Green v. Howser (2019)
Although this case was primarily a lawsuit between private parties, I include it here because the alleged wrongdoing involved suborning law enforcement to abuse their office.
Jade Green planned to move, with her new husband and four year-old daughter, to a house that was farther from her mother and not owned by her mother. Angela Howser, who was Jade’s mother and also her employer, could be thought to have over-reacted. First, she tried to threaten Ms. Green into not moving. When that failed, she fired Green. Ms. Howser and her husband then connived with a private investigator (formerly a police officer) and with various law enforcement officials to seize Green’s daughter. Howser manufactured grounds to arrest Green by trying to cash a cheque from an account she knew to be closed. The sheriff then arrested Green at a time when he knew her husband to be absent, giving him an excuse to turn the girl over to the Howsers. [3-6]
Even those involved with this scheme seemed to have reservations about its legality. [4-5] What were they thinking? It seems that some of the Howsers’ concerns were justified: many protective orders had been issued against Green’s new husband, although none were active; there was evidence that Green and her husband had neglected, or even injured, Green’s daughter; and the living conditions in Green’s house were inappropriate for a young child. [5,10] The details are not elaborated upon in the opinion. What is clear is that, after essentially abducting Green’s daughter, the Howsers legally obtained guardianship of the child and obtained protective orders keeping the Greens away from her.  It took months of court proceedings (and two more arrests) before Green regained custody of her daughter.
“If this were played upon a stage now, I could condemn it as an improbable fiction.” Fortunately, the law is as commonplace as the facts are (I hope) remarkable. Green sued the sheriff, the county prosecutor, and the Howsers. The first two settled but the case against the Howsers went to a jury, which awarded $970,000 in damages (of which $470,000 were compensatory and $500,000 were punitive).  The court rejected the Howsers’ post-trial motions.
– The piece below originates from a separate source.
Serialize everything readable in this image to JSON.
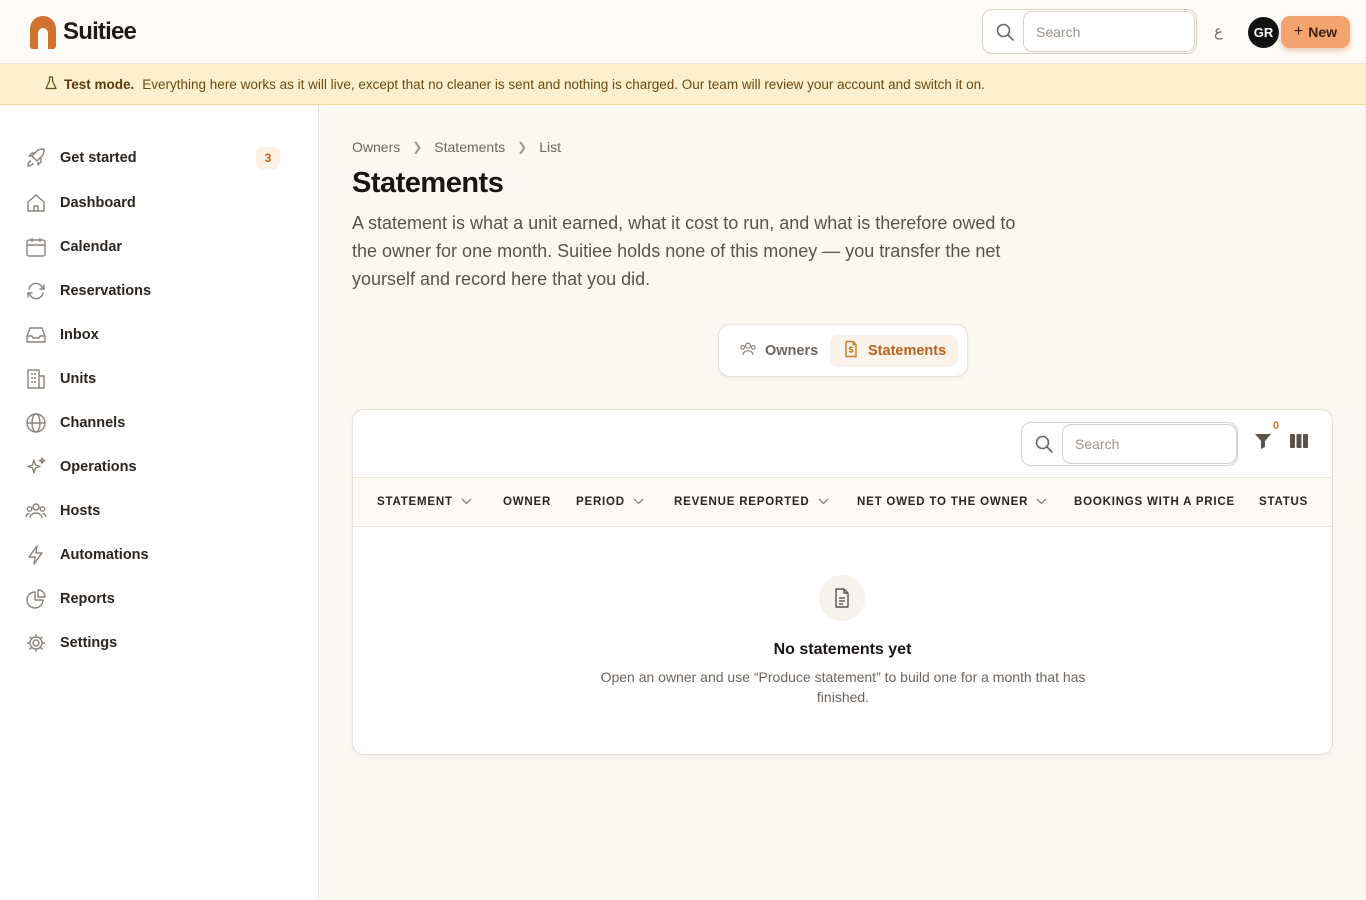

First, the Howsers appealed the denial of their motion for judgment as a matter of law. Judge Barrett also rejected the motion, holding that the jury had been presented with more than enough evidence to reach the conclusion they did. [7-10] The Howsers also appealed the trial court’s rejection of their evidence of Green’s criminal history and lack of fitness as a parent. Magistrate Judge Stephen Williams decided to exclude that evidence because it had no bearing on whether the Howsers’ behaviour was legally justified and could prejudice the jury against Green. The evidence could have been used in the damages portion but, apparently, the opportunity never arose (or the Howsers squandered it).  The Howsers maintained their argument but did not claim that Judge Williams had abused his discretion or that they had suffered as a result, so their argument failed.  Finally, the court held that the compensatory damages were rationally related to the evidence and that neither the punitive damages were not “grossly excessive.” [12-16]